Rogan’s answers underscored the potential difficulties with the law. He said the text of the Second Amendment, which protects gun rights, would be barred but not the text of the First Amendment, which protects speech and religious rights. He said the test was whether the apparel concerns an issue that is before the voters.

He also said another Alito hypothetical scenario – a campaign to wear all-white to the polls as a substitute for banned “#MeToo” shirts – would be permissible under the Minnesota law.

“There are always going to be hard calls,” Rogan said. “That doesn’t mean that the line that we’ve drawn is – is unconstitutional or even unreasonable.”
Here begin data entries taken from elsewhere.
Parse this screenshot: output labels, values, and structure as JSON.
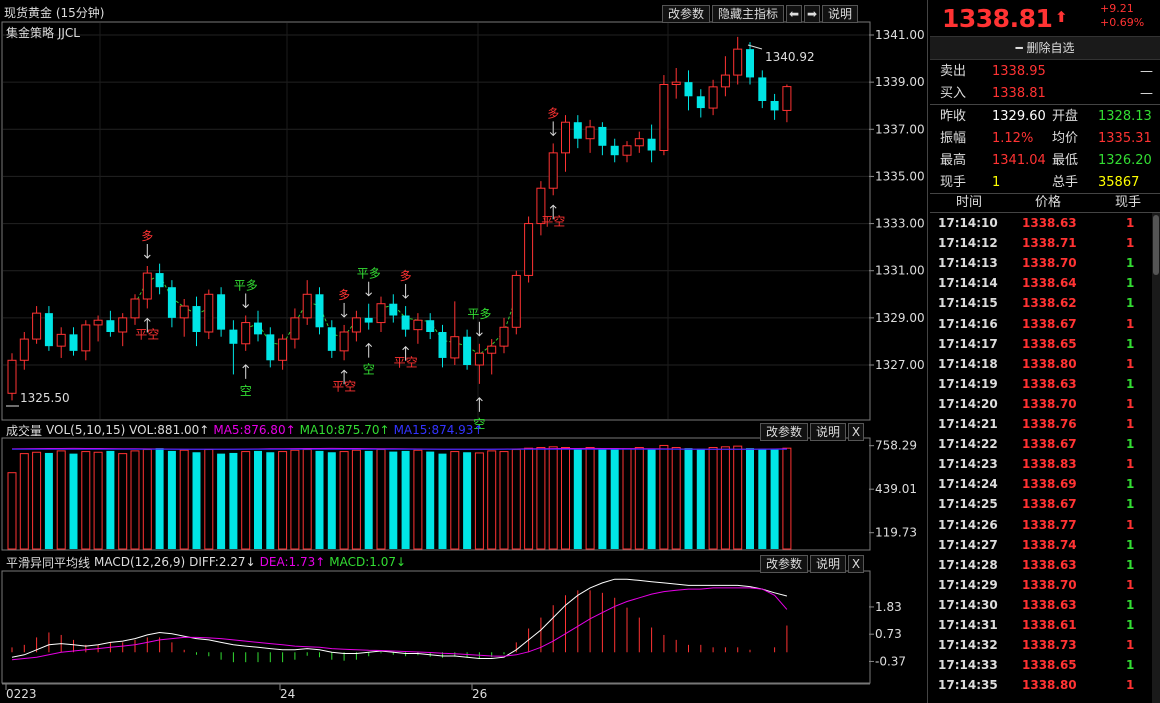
{
  "main_chart": {
    "title": "现货黄金 (15分钟)",
    "strategy": "集金策略 JJCL",
    "buttons": [
      "改参数",
      "隐藏主指标",
      "⬅",
      "➡",
      "说明"
    ],
    "y_ticks": [
      "1341.00",
      "1339.00",
      "1337.00",
      "1335.00",
      "1333.00",
      "1331.00",
      "1329.00",
      "1327.00"
    ],
    "high_label": "1340.92",
    "low_label": "1325.50",
    "signals": [
      {
        "text": "多",
        "color": "#ff3333"
      },
      {
        "text": "平空",
        "color": "#ff3333"
      },
      {
        "text": "平多",
        "color": "#33dd33"
      },
      {
        "text": "空",
        "color": "#33dd33"
      },
      {
        "text": "多",
        "color": "#ff3333"
      },
      {
        "text": "平空",
        "color": "#ff3333"
      },
      {
        "text": "平多",
        "color": "#33dd33"
      },
      {
        "text": "空",
        "color": "#33dd33"
      },
      {
        "text": "多",
        "color": "#ff3333"
      },
      {
        "text": "平空",
        "color": "#ff3333"
      },
      {
        "text": "平多",
        "color": "#33dd33"
      },
      {
        "text": "空",
        "color": "#33dd33"
      },
      {
        "text": "多",
        "color": "#ff3333"
      },
      {
        "text": "平空",
        "color": "#ff3333"
      }
    ]
  },
  "volume_chart": {
    "label": "成交量",
    "vol": "VOL(5,10,15)  VOL:881.00↑",
    "ma5": "MA5:876.80↑",
    "ma10": "MA10:875.70↑",
    "ma15": "MA15:874.93↑",
    "buttons": [
      "改参数",
      "说明",
      "X"
    ],
    "y_ticks": [
      "758.29",
      "439.01",
      "119.73"
    ]
  },
  "macd_chart": {
    "label": "平滑异同平均线",
    "params": "MACD(12,26,9)",
    "diff": "DIFF:2.27↓",
    "dea": "DEA:1.73↑",
    "macd": "MACD:1.07↓",
    "buttons": [
      "改参数",
      "说明",
      "X"
    ],
    "y_ticks": [
      "1.83",
      "0.73",
      "-0.37"
    ]
  },
  "x_axis": [
    "0223",
    "24",
    "26"
  ],
  "colors": {
    "up": "#ff3333",
    "down": "#00e5e5",
    "white_line": "#ffffff",
    "magenta_line": "#e600e6",
    "green": "#33dd33",
    "yellow": "#ffff00"
  },
  "chart_data": {
    "type": "candlestick",
    "interval": "15分钟",
    "ylim": [
      1325.5,
      1341.0
    ],
    "candles": [
      [
        1325.8,
        1327.5,
        1325.5,
        1327.2
      ],
      [
        1327.2,
        1328.4,
        1326.8,
        1328.1
      ],
      [
        1328.1,
        1329.5,
        1327.9,
        1329.2
      ],
      [
        1329.2,
        1329.5,
        1327.6,
        1327.8
      ],
      [
        1327.8,
        1328.6,
        1327.3,
        1328.3
      ],
      [
        1328.3,
        1328.6,
        1327.4,
        1327.6
      ],
      [
        1327.6,
        1328.9,
        1327.2,
        1328.7
      ],
      [
        1328.7,
        1329.1,
        1328.0,
        1328.9
      ],
      [
        1328.9,
        1329.3,
        1328.2,
        1328.4
      ],
      [
        1328.4,
        1329.2,
        1327.8,
        1329.0
      ],
      [
        1329.0,
        1330.0,
        1328.7,
        1329.8
      ],
      [
        1329.8,
        1331.2,
        1329.4,
        1330.9
      ],
      [
        1330.9,
        1331.3,
        1330.0,
        1330.3
      ],
      [
        1330.3,
        1330.6,
        1328.6,
        1329.0
      ],
      [
        1329.0,
        1329.8,
        1328.2,
        1329.5
      ],
      [
        1329.5,
        1329.9,
        1327.8,
        1328.4
      ],
      [
        1328.4,
        1330.2,
        1328.1,
        1330.0
      ],
      [
        1330.0,
        1330.3,
        1328.2,
        1328.5
      ],
      [
        1328.5,
        1328.9,
        1326.6,
        1327.9
      ],
      [
        1327.9,
        1329.1,
        1327.6,
        1328.8
      ],
      [
        1328.8,
        1329.3,
        1328.0,
        1328.3
      ],
      [
        1328.3,
        1328.6,
        1326.9,
        1327.2
      ],
      [
        1327.2,
        1328.3,
        1326.8,
        1328.1
      ],
      [
        1328.1,
        1329.4,
        1327.7,
        1329.0
      ],
      [
        1329.0,
        1330.6,
        1328.7,
        1330.0
      ],
      [
        1330.0,
        1330.3,
        1328.3,
        1328.6
      ],
      [
        1328.6,
        1328.9,
        1327.3,
        1327.6
      ],
      [
        1327.6,
        1328.7,
        1327.2,
        1328.4
      ],
      [
        1328.4,
        1329.3,
        1328.0,
        1329.0
      ],
      [
        1329.0,
        1329.6,
        1328.5,
        1328.8
      ],
      [
        1328.8,
        1329.9,
        1328.4,
        1329.6
      ],
      [
        1329.6,
        1330.0,
        1328.8,
        1329.1
      ],
      [
        1329.1,
        1329.5,
        1328.2,
        1328.5
      ],
      [
        1328.5,
        1329.2,
        1327.9,
        1328.9
      ],
      [
        1328.9,
        1329.2,
        1328.1,
        1328.4
      ],
      [
        1328.4,
        1328.7,
        1326.9,
        1327.3
      ],
      [
        1327.3,
        1329.7,
        1327.0,
        1328.2
      ],
      [
        1328.2,
        1328.5,
        1326.8,
        1327.0
      ],
      [
        1327.0,
        1327.9,
        1326.2,
        1327.5
      ],
      [
        1327.5,
        1328.1,
        1326.6,
        1327.8
      ],
      [
        1327.8,
        1329.0,
        1327.5,
        1328.6
      ],
      [
        1328.6,
        1331.0,
        1328.3,
        1330.8
      ],
      [
        1330.8,
        1333.3,
        1330.5,
        1333.0
      ],
      [
        1333.0,
        1334.8,
        1332.5,
        1334.5
      ],
      [
        1334.5,
        1336.4,
        1334.2,
        1336.0
      ],
      [
        1336.0,
        1337.6,
        1335.2,
        1337.3
      ],
      [
        1337.3,
        1337.6,
        1336.2,
        1336.6
      ],
      [
        1336.6,
        1337.4,
        1336.0,
        1337.1
      ],
      [
        1337.1,
        1337.3,
        1335.9,
        1336.3
      ],
      [
        1336.3,
        1336.6,
        1335.6,
        1335.9
      ],
      [
        1335.9,
        1336.5,
        1335.6,
        1336.3
      ],
      [
        1336.3,
        1336.9,
        1336.0,
        1336.6
      ],
      [
        1336.6,
        1337.2,
        1335.6,
        1336.1
      ],
      [
        1336.1,
        1339.3,
        1335.9,
        1338.9
      ],
      [
        1338.9,
        1339.6,
        1338.3,
        1339.0
      ],
      [
        1339.0,
        1339.5,
        1337.8,
        1338.4
      ],
      [
        1338.4,
        1338.7,
        1337.5,
        1337.9
      ],
      [
        1337.9,
        1339.1,
        1337.6,
        1338.8
      ],
      [
        1338.8,
        1340.1,
        1338.4,
        1339.3
      ],
      [
        1339.3,
        1340.92,
        1338.9,
        1340.4
      ],
      [
        1340.4,
        1340.7,
        1338.9,
        1339.2
      ],
      [
        1339.2,
        1339.5,
        1337.9,
        1338.2
      ],
      [
        1338.2,
        1338.5,
        1337.4,
        1337.8
      ],
      [
        1337.8,
        1338.9,
        1337.3,
        1338.81
      ]
    ],
    "volume": [
      560,
      700,
      710,
      705,
      720,
      700,
      715,
      710,
      720,
      700,
      720,
      730,
      740,
      720,
      725,
      710,
      730,
      700,
      705,
      715,
      720,
      710,
      715,
      725,
      730,
      720,
      710,
      715,
      725,
      720,
      730,
      715,
      720,
      725,
      715,
      700,
      715,
      710,
      705,
      720,
      715,
      730,
      740,
      745,
      750,
      745,
      735,
      745,
      735,
      740,
      735,
      745,
      735,
      760,
      745,
      740,
      735,
      745,
      750,
      755,
      740,
      735,
      730,
      740
    ],
    "macd_diff": [
      -0.2,
      -0.1,
      0.1,
      0.3,
      0.35,
      0.3,
      0.25,
      0.3,
      0.4,
      0.45,
      0.55,
      0.7,
      0.8,
      0.75,
      0.65,
      0.55,
      0.5,
      0.4,
      0.3,
      0.25,
      0.2,
      0.15,
      0.1,
      0.1,
      0.15,
      0.1,
      0.0,
      -0.05,
      -0.05,
      0.0,
      0.05,
      0.0,
      -0.05,
      -0.05,
      -0.1,
      -0.15,
      -0.15,
      -0.2,
      -0.25,
      -0.25,
      -0.2,
      0.1,
      0.5,
      0.9,
      1.4,
      1.9,
      2.3,
      2.6,
      2.8,
      2.95,
      2.95,
      2.9,
      2.85,
      2.8,
      2.75,
      2.7,
      2.7,
      2.7,
      2.7,
      2.7,
      2.65,
      2.55,
      2.4,
      2.27
    ],
    "macd_dea": [
      -0.3,
      -0.25,
      -0.2,
      -0.1,
      0.0,
      0.05,
      0.1,
      0.15,
      0.2,
      0.25,
      0.3,
      0.4,
      0.5,
      0.55,
      0.6,
      0.6,
      0.58,
      0.55,
      0.5,
      0.45,
      0.4,
      0.35,
      0.3,
      0.25,
      0.22,
      0.2,
      0.15,
      0.12,
      0.1,
      0.08,
      0.07,
      0.05,
      0.03,
      0.01,
      -0.01,
      -0.04,
      -0.06,
      -0.09,
      -0.12,
      -0.15,
      -0.16,
      -0.1,
      0.02,
      0.2,
      0.45,
      0.75,
      1.05,
      1.35,
      1.6,
      1.85,
      2.05,
      2.2,
      2.35,
      2.45,
      2.5,
      2.55,
      2.55,
      2.6,
      2.6,
      2.6,
      2.6,
      2.55,
      2.3,
      1.73
    ]
  },
  "quote_panel": {
    "price": "1338.81",
    "change": "+9.21",
    "change_pct": "+0.69%",
    "delete_btn": "━ 删除自选",
    "sell_label": "卖出",
    "sell_price": "1338.95",
    "sell_vol": "—",
    "buy_label": "买入",
    "buy_price": "1338.81",
    "buy_vol": "—",
    "rows": [
      {
        "l1": "昨收",
        "v1": "1329.60",
        "c1": "#ffffff",
        "l2": "开盘",
        "v2": "1328.13",
        "c2": "#33dd33"
      },
      {
        "l1": "振幅",
        "v1": "1.12%",
        "c1": "#ff3333",
        "l2": "均价",
        "v2": "1335.31",
        "c2": "#ff3333"
      },
      {
        "l1": "最高",
        "v1": "1341.04",
        "c1": "#ff3333",
        "l2": "最低",
        "v2": "1326.20",
        "c2": "#33dd33"
      },
      {
        "l1": "现手",
        "v1": "1",
        "c1": "#ffff00",
        "l2": "总手",
        "v2": "35867",
        "c2": "#ffff00"
      }
    ],
    "tick_header": {
      "time": "时间",
      "price": "价格",
      "vol": "现手"
    },
    "ticks": [
      {
        "time": "17:14:10",
        "price": "1338.63",
        "vol": "1",
        "vc": "#ff3333"
      },
      {
        "time": "17:14:12",
        "price": "1338.71",
        "vol": "1",
        "vc": "#ff3333"
      },
      {
        "time": "17:14:13",
        "price": "1338.70",
        "vol": "1",
        "vc": "#33dd33"
      },
      {
        "time": "17:14:14",
        "price": "1338.64",
        "vol": "1",
        "vc": "#33dd33"
      },
      {
        "time": "17:14:15",
        "price": "1338.62",
        "vol": "1",
        "vc": "#33dd33"
      },
      {
        "time": "17:14:16",
        "price": "1338.67",
        "vol": "1",
        "vc": "#ff3333"
      },
      {
        "time": "17:14:17",
        "price": "1338.65",
        "vol": "1",
        "vc": "#33dd33"
      },
      {
        "time": "17:14:18",
        "price": "1338.80",
        "vol": "1",
        "vc": "#ff3333"
      },
      {
        "time": "17:14:19",
        "price": "1338.63",
        "vol": "1",
        "vc": "#33dd33"
      },
      {
        "time": "17:14:20",
        "price": "1338.70",
        "vol": "1",
        "vc": "#ff3333"
      },
      {
        "time": "17:14:21",
        "price": "1338.76",
        "vol": "1",
        "vc": "#ff3333"
      },
      {
        "time": "17:14:22",
        "price": "1338.67",
        "vol": "1",
        "vc": "#33dd33"
      },
      {
        "time": "17:14:23",
        "price": "1338.83",
        "vol": "1",
        "vc": "#ff3333"
      },
      {
        "time": "17:14:24",
        "price": "1338.69",
        "vol": "1",
        "vc": "#33dd33"
      },
      {
        "time": "17:14:25",
        "price": "1338.67",
        "vol": "1",
        "vc": "#33dd33"
      },
      {
        "time": "17:14:26",
        "price": "1338.77",
        "vol": "1",
        "vc": "#ff3333"
      },
      {
        "time": "17:14:27",
        "price": "1338.74",
        "vol": "1",
        "vc": "#33dd33"
      },
      {
        "time": "17:14:28",
        "price": "1338.63",
        "vol": "1",
        "vc": "#33dd33"
      },
      {
        "time": "17:14:29",
        "price": "1338.70",
        "vol": "1",
        "vc": "#ff3333"
      },
      {
        "time": "17:14:30",
        "price": "1338.63",
        "vol": "1",
        "vc": "#33dd33"
      },
      {
        "time": "17:14:31",
        "price": "1338.61",
        "vol": "1",
        "vc": "#33dd33"
      },
      {
        "time": "17:14:32",
        "price": "1338.73",
        "vol": "1",
        "vc": "#ff3333"
      },
      {
        "time": "17:14:33",
        "price": "1338.65",
        "vol": "1",
        "vc": "#33dd33"
      },
      {
        "time": "17:14:35",
        "price": "1338.80",
        "vol": "1",
        "vc": "#ff3333"
      }
    ]
  }
}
The challengers to the Minnesota law include Andrew Cilek, a man who wore a Tea Party Patriots T-shirt and a “Please I.D. Me” button when he went to the polls in 2010.

David Breemer, the lawyer representing the challengers, encountered his own line-drawing problems. He wavered when several justices asked him whether a state could bar a more narrow class of apparel, such as items that explicitly advocate for a candidate on the ballot. He called that question a “very close call.”

“Polling places are not pristine retreats from the real world, and I don’t believe the government can sacrifice the First Amendment to make them that way,” Breemer said.

Justice Sonia Sotomayor said Breemer was “telling us to overrule” the 1992 Tennessee decision.

Bombarded voters

Other justices suggested the state had legitimate aims. Chief Justice John Roberts said that perhaps the state should be allowed to let people vote “in peace and quiet without being bombarded by another campaign display.”

At another point, however, Roberts suggested the law “does reach quite a bit beyond what I think a reasonable observer would think is necessary.”

Kennedy similarly pressed both sides. He said disagreements at the polls between voters and election judges would be “more disruptive than wearing the shirt.”

Justice Stephen Breyer, however, said the state had enforced its law for 100 years with virtually no problems. Justice Elena Kagan made a similar point.

“I assume that the real work of this statute is being done by the fact that people know about it and so people just don’t wear these things for the most part,” Kagan said. “And you’re always going to have cases where people don’t know about it or maybe they want to challenge it, but those are going to be few and far between.”

The case is Minnesota Voters Alliance v. Mansky, 16-1435.